Copy out the data word for word. The images are not part of the copy.

▬▬▬▬▬▬

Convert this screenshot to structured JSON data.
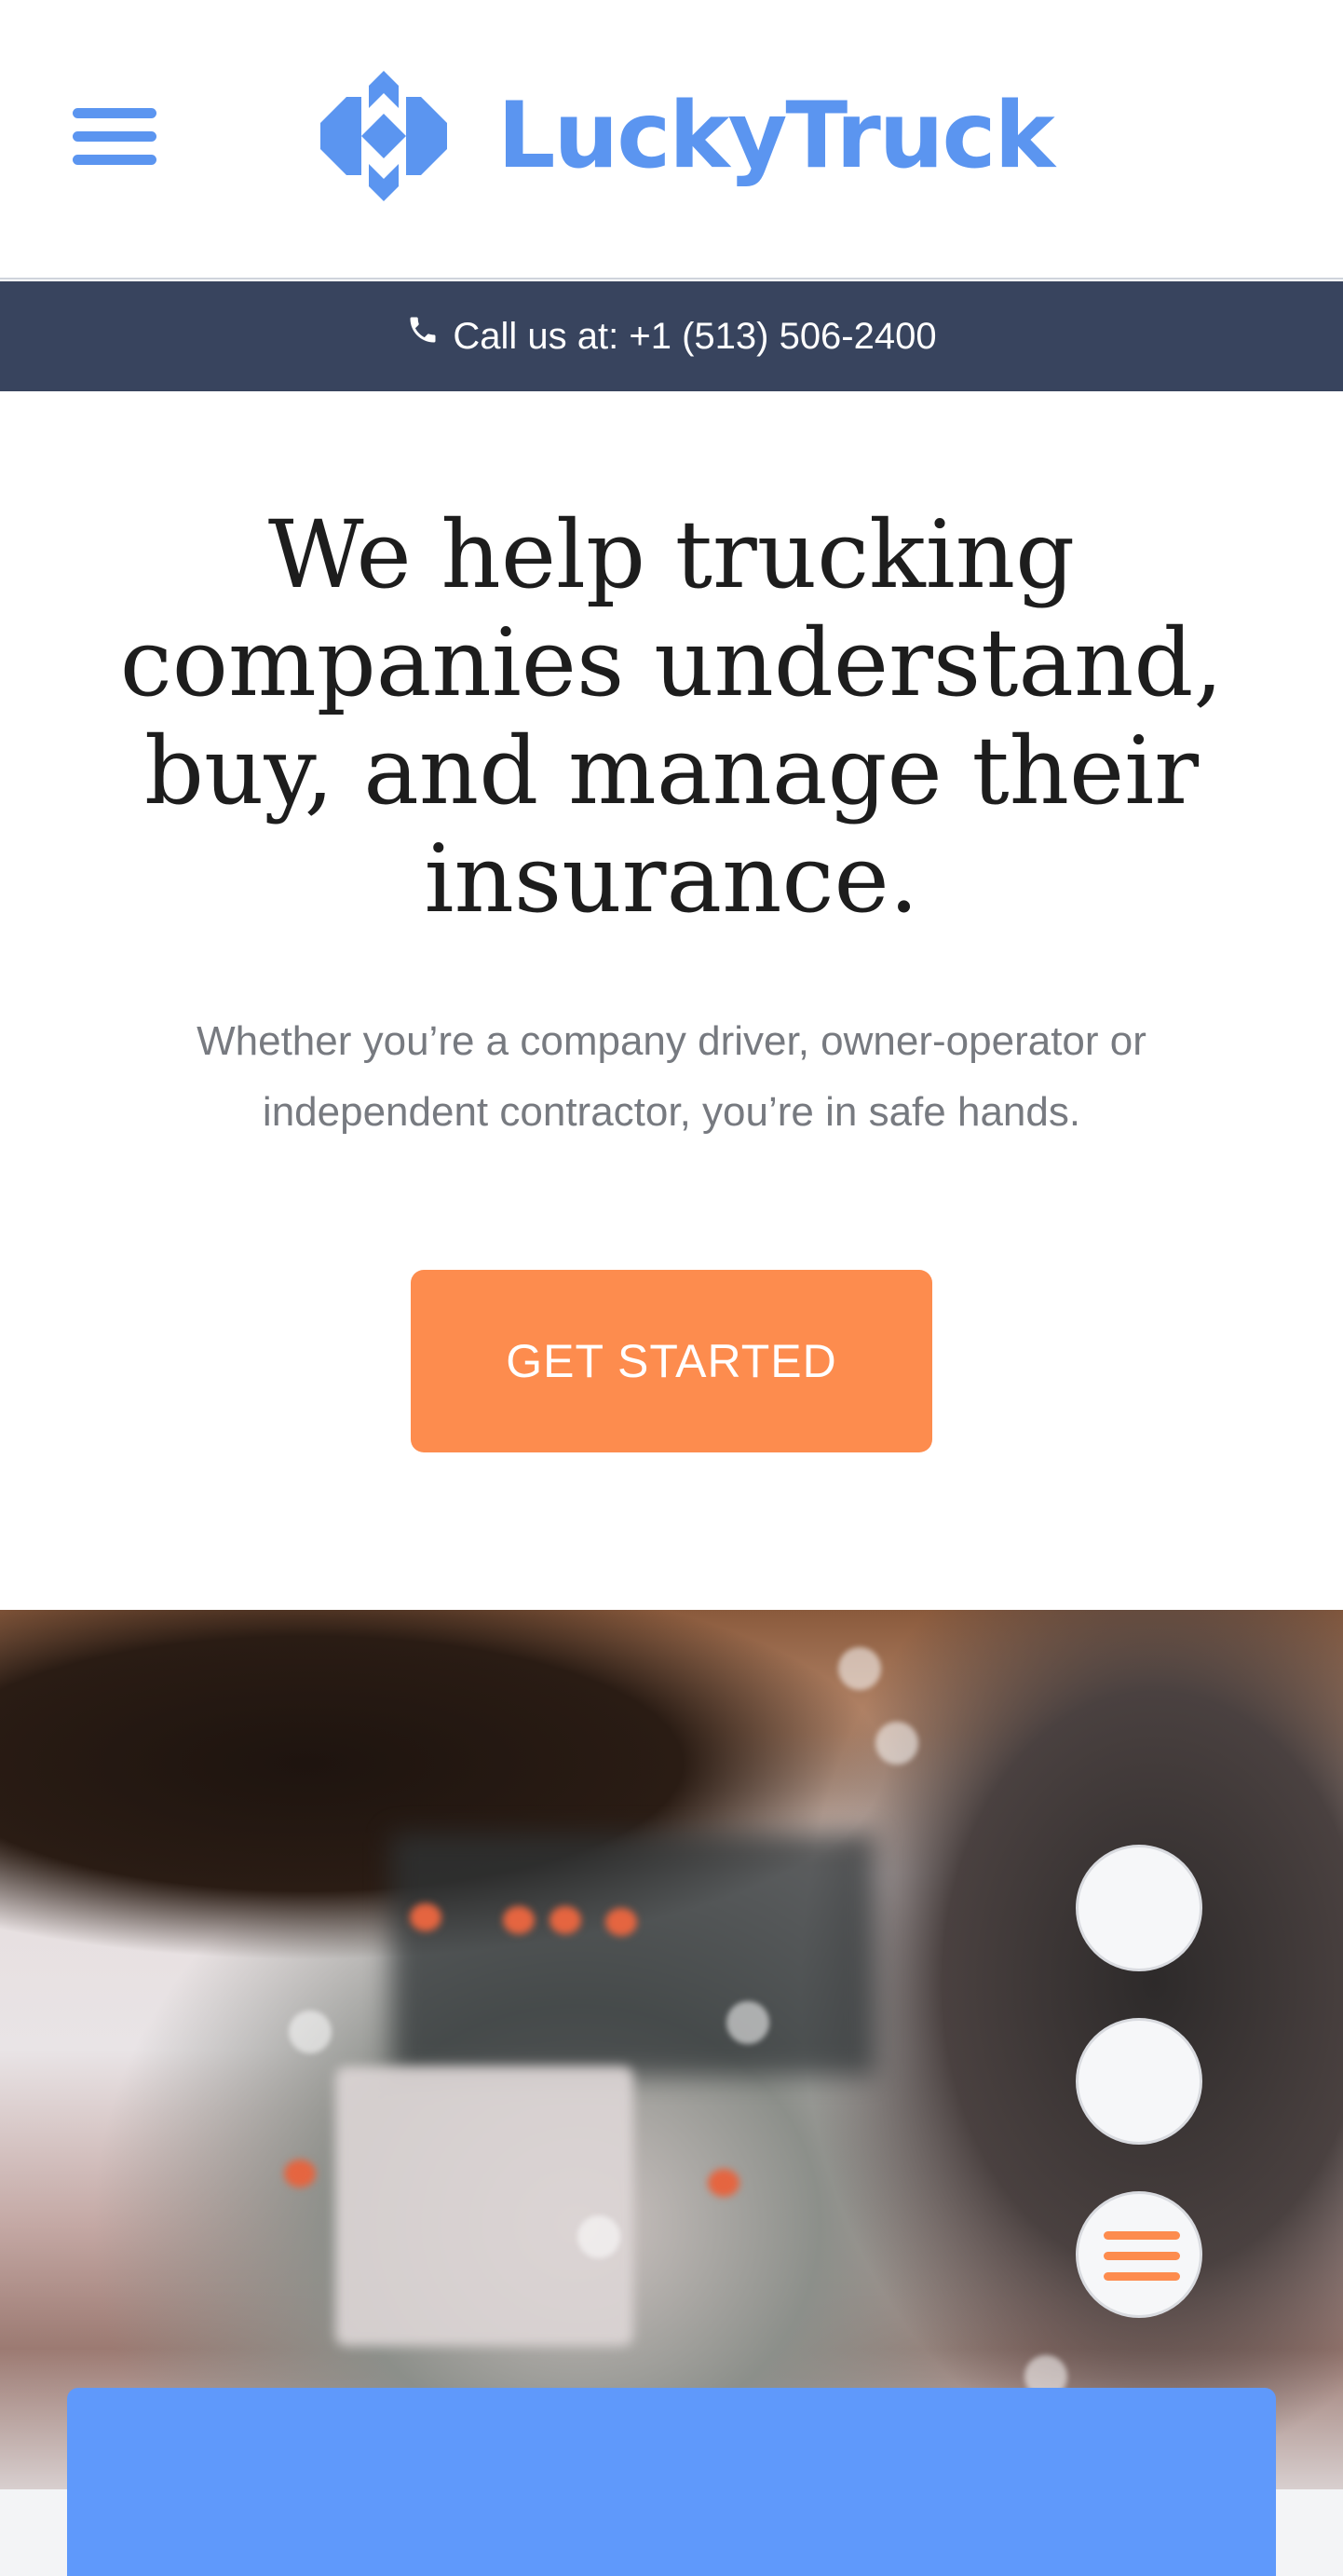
{
  "header": {
    "menu_icon": "hamburger-menu-icon",
    "logo": {
      "text": "LuckyTruck",
      "icon": "luckytruck-diamond-logo-icon",
      "color": "#5b95f0"
    }
  },
  "callbar": {
    "icon": "phone-icon",
    "text": "Call us at: +1 (513) 506-2400",
    "background": "#38445e"
  },
  "hero": {
    "title": "We help trucking companies understand, buy, and manage their insurance.",
    "subtitle": "Whether you’re a company driver, owner-operator or independent contractor, you’re in safe hands.",
    "cta_label": "GET STARTED",
    "cta_color": "#fd8c4e"
  },
  "photo": {
    "icon": "blurred-truck-photo"
  },
  "floating_actions": {
    "items": [
      "blank-circle",
      "blank-circle",
      "hamburger-menu-icon"
    ],
    "accent": "#fd8c4e"
  },
  "bottom_card": {
    "color": "#5f99fb"
  }
}
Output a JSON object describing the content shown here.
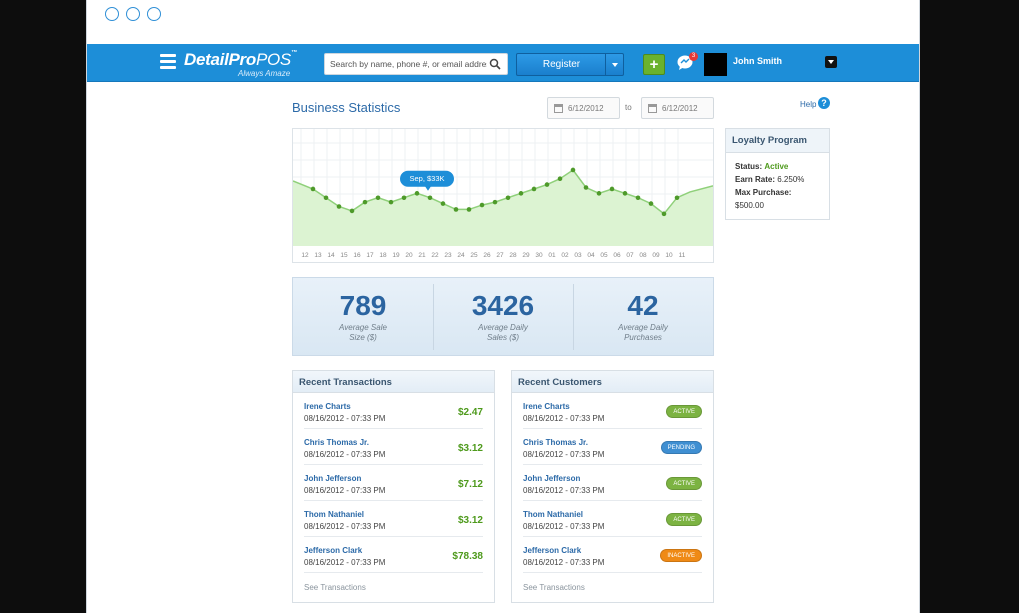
{
  "app": {
    "logo_main": "DetailPro",
    "logo_suffix": "POS",
    "logo_tm": "™",
    "logo_tagline": "Always Amaze"
  },
  "topbar": {
    "search_placeholder": "Search by name, phone #, or email address",
    "register_label": "Register",
    "plus_label": "+",
    "chat_badge": "3",
    "user_name": "John Smith"
  },
  "page": {
    "title": "Business Statistics",
    "date_from": "6/12/2012",
    "date_sep": "to",
    "date_to": "6/12/2012",
    "help_label": "Help",
    "help_icon": "?"
  },
  "chart_data": {
    "type": "area",
    "x_labels": [
      "12",
      "13",
      "14",
      "15",
      "16",
      "17",
      "18",
      "19",
      "20",
      "21",
      "22",
      "23",
      "24",
      "25",
      "26",
      "27",
      "28",
      "29",
      "30",
      "01",
      "02",
      "03",
      "04",
      "05",
      "06",
      "07",
      "08",
      "09",
      "10",
      "11"
    ],
    "values": [
      39,
      33,
      27,
      24,
      30,
      33,
      30,
      33,
      36,
      33,
      29,
      25,
      25,
      28,
      30,
      33,
      36,
      39,
      42,
      46,
      52,
      40,
      36,
      39,
      36,
      33,
      29,
      22,
      33,
      37
    ],
    "tooltip_text": "Sep, $33K",
    "tooltip_index": 9,
    "ylim": [
      0,
      80
    ],
    "grid": true,
    "colors": {
      "line": "#8fd07a",
      "fill": "#dcf3d2",
      "point": "#4e9a2a",
      "tooltip": "#1d8ed8"
    }
  },
  "loyalty": {
    "title": "Loyalty Program",
    "status_label": "Status:",
    "status_value": "Active",
    "earn_label": "Earn Rate:",
    "earn_value": "6.250%",
    "max_label": "Max Purchase:",
    "max_value": "$500.00"
  },
  "stats": [
    {
      "value": "789",
      "label_line1": "Average Sale",
      "label_line2": "Size ($)"
    },
    {
      "value": "3426",
      "label_line1": "Average Daily",
      "label_line2": "Sales ($)"
    },
    {
      "value": "42",
      "label_line1": "Average Daily",
      "label_line2": "Purchases"
    }
  ],
  "transactions": {
    "title": "Recent Transactions",
    "rows": [
      {
        "name": "Irene Charts",
        "date": "08/16/2012 - 07:33 PM",
        "amount": "$2.47"
      },
      {
        "name": "Chris Thomas Jr.",
        "date": "08/16/2012 - 07:33 PM",
        "amount": "$3.12"
      },
      {
        "name": "John Jefferson",
        "date": "08/16/2012 - 07:33 PM",
        "amount": "$7.12"
      },
      {
        "name": "Thom Nathaniel",
        "date": "08/16/2012 - 07:33 PM",
        "amount": "$3.12"
      },
      {
        "name": "Jefferson Clark",
        "date": "08/16/2012 - 07:33 PM",
        "amount": "$78.38"
      }
    ],
    "see_link": "See Transactions"
  },
  "customers": {
    "title": "Recent Customers",
    "rows": [
      {
        "name": "Irene Charts",
        "date": "08/16/2012 - 07:33 PM",
        "status": "ACTIVE",
        "color": "#7cb342"
      },
      {
        "name": "Chris Thomas Jr.",
        "date": "08/16/2012 - 07:33 PM",
        "status": "PENDING",
        "color": "#3f8fd2"
      },
      {
        "name": "John Jefferson",
        "date": "08/16/2012 - 07:33 PM",
        "status": "ACTIVE",
        "color": "#7cb342"
      },
      {
        "name": "Thom Nathaniel",
        "date": "08/16/2012 - 07:33 PM",
        "status": "ACTIVE",
        "color": "#7cb342"
      },
      {
        "name": "Jefferson Clark",
        "date": "08/16/2012 - 07:33 PM",
        "status": "INACTIVE",
        "color": "#ef8a16"
      }
    ],
    "see_link": "See Transactions"
  }
}
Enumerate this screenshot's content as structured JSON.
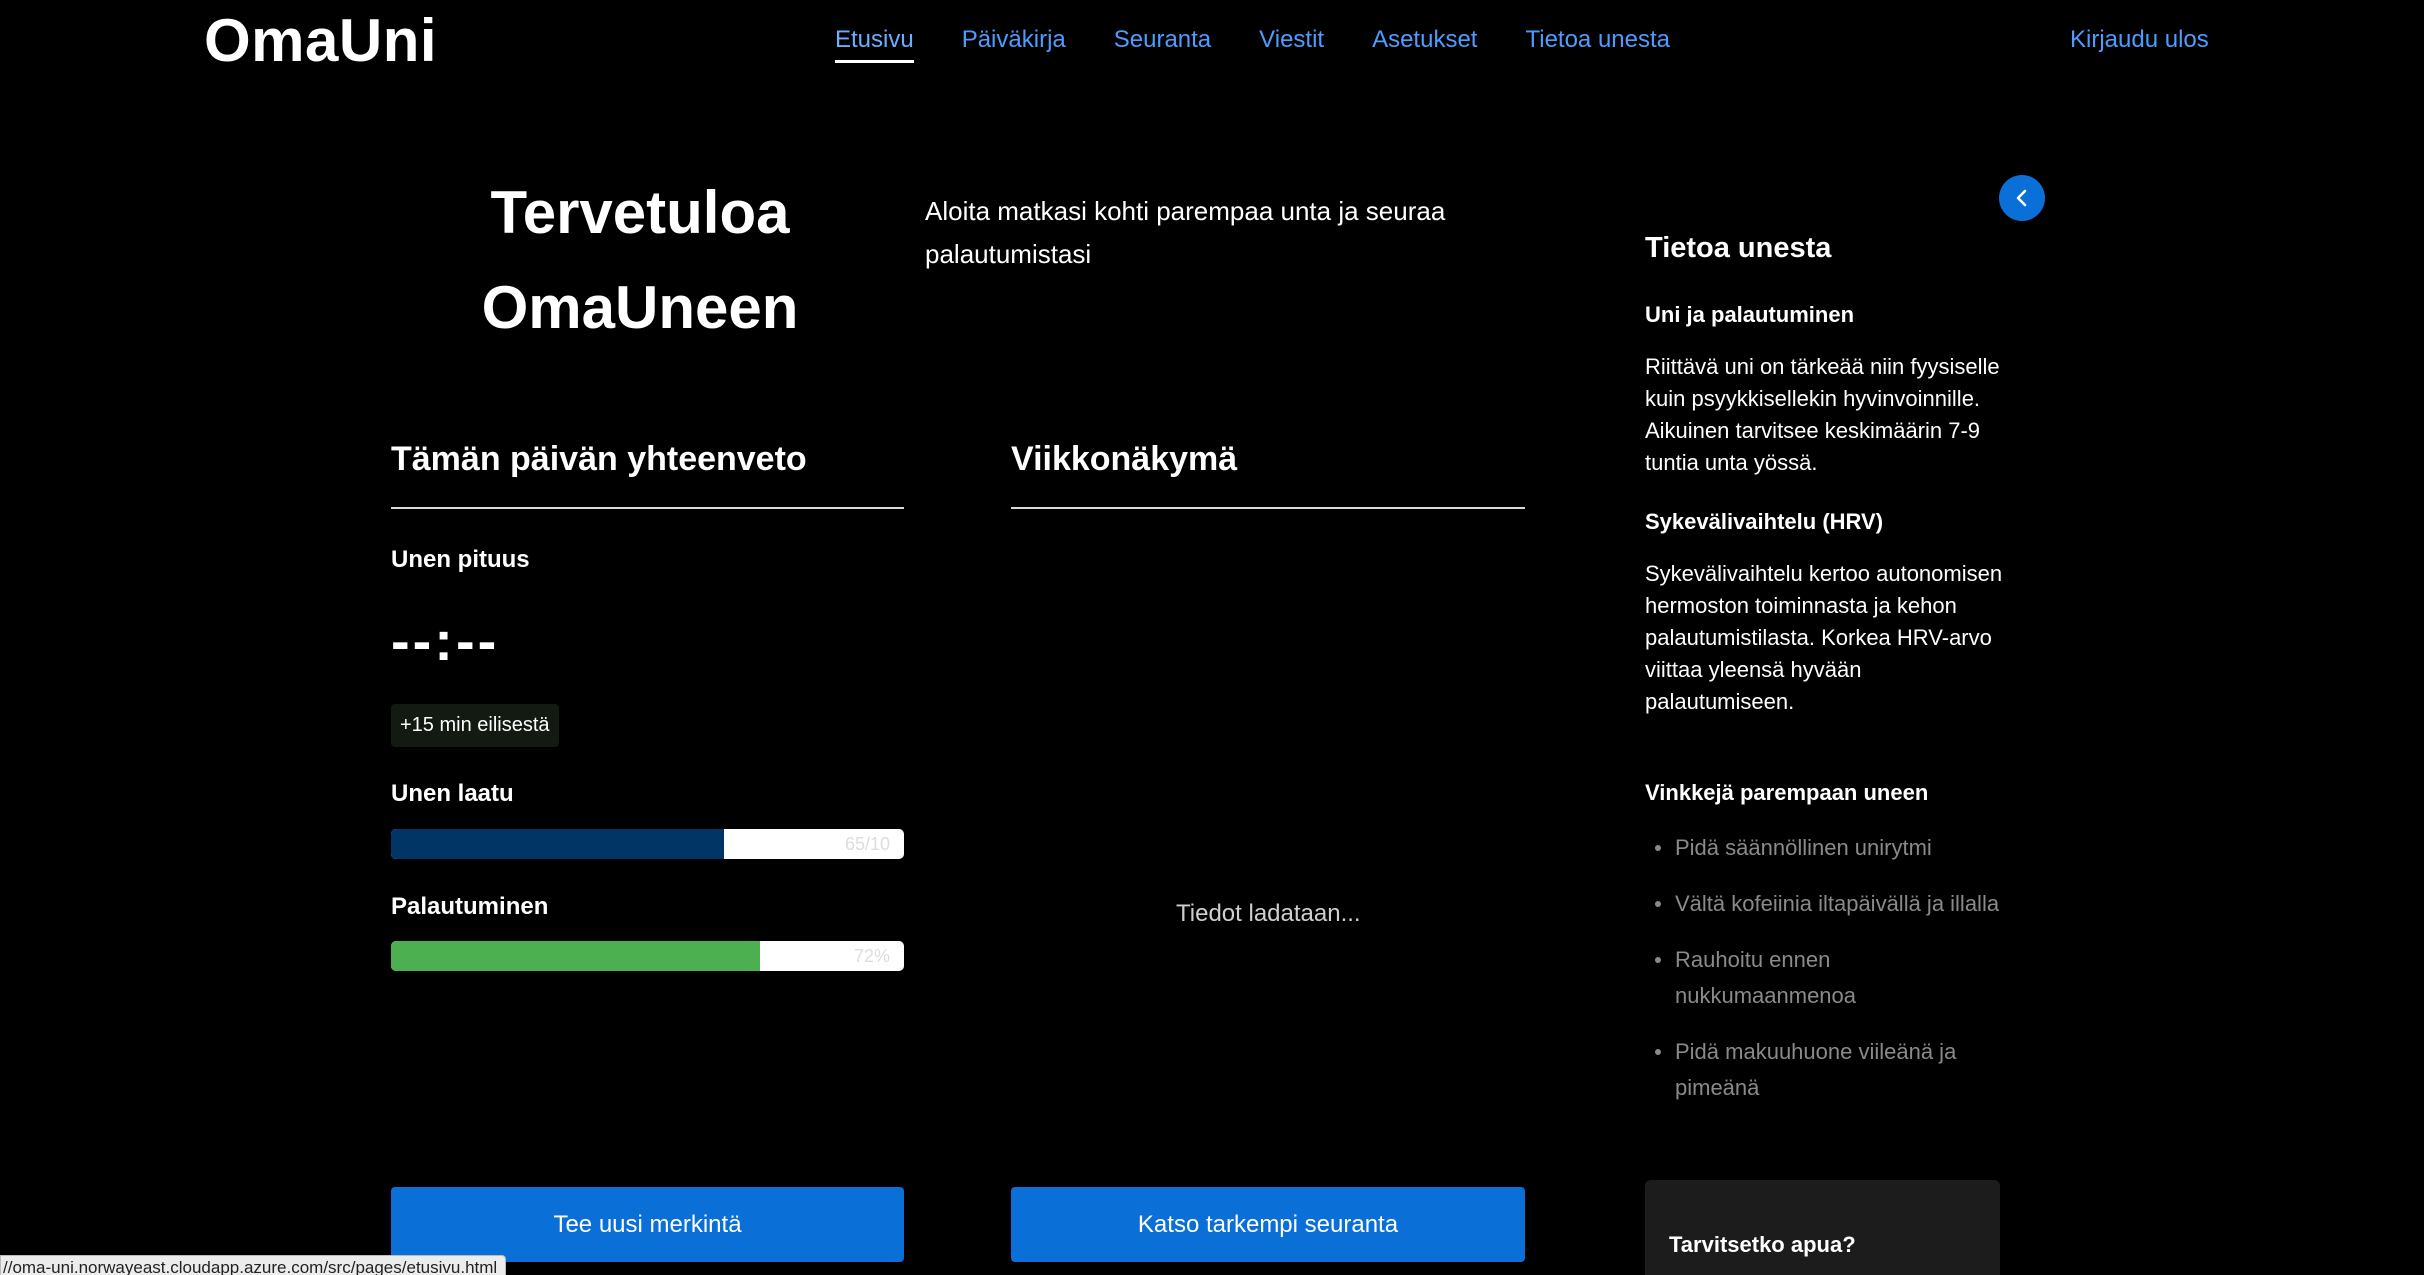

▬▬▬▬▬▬

→ EXERCISE OUTPUT
Convert this screenshot to structured JSON data.
{
  "header": {
    "menu_icon": "hamburger-menu-icon",
    "logo": {
      "text": "LuckyTruck",
      "icon": "luckytruck-diamond-logo-icon",
      "color": "#5b95f0"
    }
  },
  "callbar": {
    "icon": "phone-icon",
    "text": "Call us at: +1 (513) 506-2400",
    "background": "#38445e"
  },
  "hero": {
    "title": "We help trucking companies understand, buy, and manage their insurance.",
    "subtitle": "Whether you’re a company driver, owner-operator or independent contractor, you’re in safe hands.",
    "cta_label": "GET STARTED",
    "cta_color": "#fd8c4e"
  },
  "photo": {
    "icon": "blurred-truck-photo"
  },
  "floating_actions": {
    "items": [
      "blank-circle",
      "blank-circle",
      "hamburger-menu-icon"
    ],
    "accent": "#fd8c4e"
  },
  "bottom_card": {
    "color": "#5f99fb"
  }
}
Output a JSON object describing the content shown here.
{
  "app": {
    "logo_main": "DetailPro",
    "logo_suffix": "POS",
    "logo_tm": "™",
    "logo_tagline": "Always Amaze"
  },
  "topbar": {
    "search_placeholder": "Search by name, phone #, or email address",
    "register_label": "Register",
    "plus_label": "+",
    "chat_badge": "3",
    "user_name": "John Smith"
  },
  "page": {
    "title": "Business Statistics",
    "date_from": "6/12/2012",
    "date_sep": "to",
    "date_to": "6/12/2012",
    "help_label": "Help",
    "help_icon": "?"
  },
  "chart_data": {
    "type": "area",
    "x_labels": [
      "12",
      "13",
      "14",
      "15",
      "16",
      "17",
      "18",
      "19",
      "20",
      "21",
      "22",
      "23",
      "24",
      "25",
      "26",
      "27",
      "28",
      "29",
      "30",
      "01",
      "02",
      "03",
      "04",
      "05",
      "06",
      "07",
      "08",
      "09",
      "10",
      "11"
    ],
    "values": [
      39,
      33,
      27,
      24,
      30,
      33,
      30,
      33,
      36,
      33,
      29,
      25,
      25,
      28,
      30,
      33,
      36,
      39,
      42,
      46,
      52,
      40,
      36,
      39,
      36,
      33,
      29,
      22,
      33,
      37
    ],
    "tooltip_text": "Sep, $33K",
    "tooltip_index": 9,
    "ylim": [
      0,
      80
    ],
    "grid": true,
    "colors": {
      "line": "#8fd07a",
      "fill": "#dcf3d2",
      "point": "#4e9a2a",
      "tooltip": "#1d8ed8"
    }
  },
  "loyalty": {
    "title": "Loyalty Program",
    "status_label": "Status:",
    "status_value": "Active",
    "earn_label": "Earn Rate:",
    "earn_value": "6.250%",
    "max_label": "Max Purchase:",
    "max_value": "$500.00"
  },
  "stats": [
    {
      "value": "789",
      "label_line1": "Average Sale",
      "label_line2": "Size ($)"
    },
    {
      "value": "3426",
      "label_line1": "Average Daily",
      "label_line2": "Sales ($)"
    },
    {
      "value": "42",
      "label_line1": "Average Daily",
      "label_line2": "Purchases"
    }
  ],
  "transactions": {
    "title": "Recent Transactions",
    "rows": [
      {
        "name": "Irene Charts",
        "date": "08/16/2012 - 07:33 PM",
        "amount": "$2.47"
      },
      {
        "name": "Chris Thomas Jr.",
        "date": "08/16/2012 - 07:33 PM",
        "amount": "$3.12"
      },
      {
        "name": "John Jefferson",
        "date": "08/16/2012 - 07:33 PM",
        "amount": "$7.12"
      },
      {
        "name": "Thom Nathaniel",
        "date": "08/16/2012 - 07:33 PM",
        "amount": "$3.12"
      },
      {
        "name": "Jefferson Clark",
        "date": "08/16/2012 - 07:33 PM",
        "amount": "$78.38"
      }
    ],
    "see_link": "See Transactions"
  },
  "customers": {
    "title": "Recent Customers",
    "rows": [
      {
        "name": "Irene Charts",
        "date": "08/16/2012 - 07:33 PM",
        "status": "ACTIVE",
        "color": "#7cb342"
      },
      {
        "name": "Chris Thomas Jr.",
        "date": "08/16/2012 - 07:33 PM",
        "status": "PENDING",
        "color": "#3f8fd2"
      },
      {
        "name": "John Jefferson",
        "date": "08/16/2012 - 07:33 PM",
        "status": "ACTIVE",
        "color": "#7cb342"
      },
      {
        "name": "Thom Nathaniel",
        "date": "08/16/2012 - 07:33 PM",
        "status": "ACTIVE",
        "color": "#7cb342"
      },
      {
        "name": "Jefferson Clark",
        "date": "08/16/2012 - 07:33 PM",
        "status": "INACTIVE",
        "color": "#ef8a16"
      }
    ],
    "see_link": "See Transactions"
  }
}
Enumerate this screenshot's content as structured JSON.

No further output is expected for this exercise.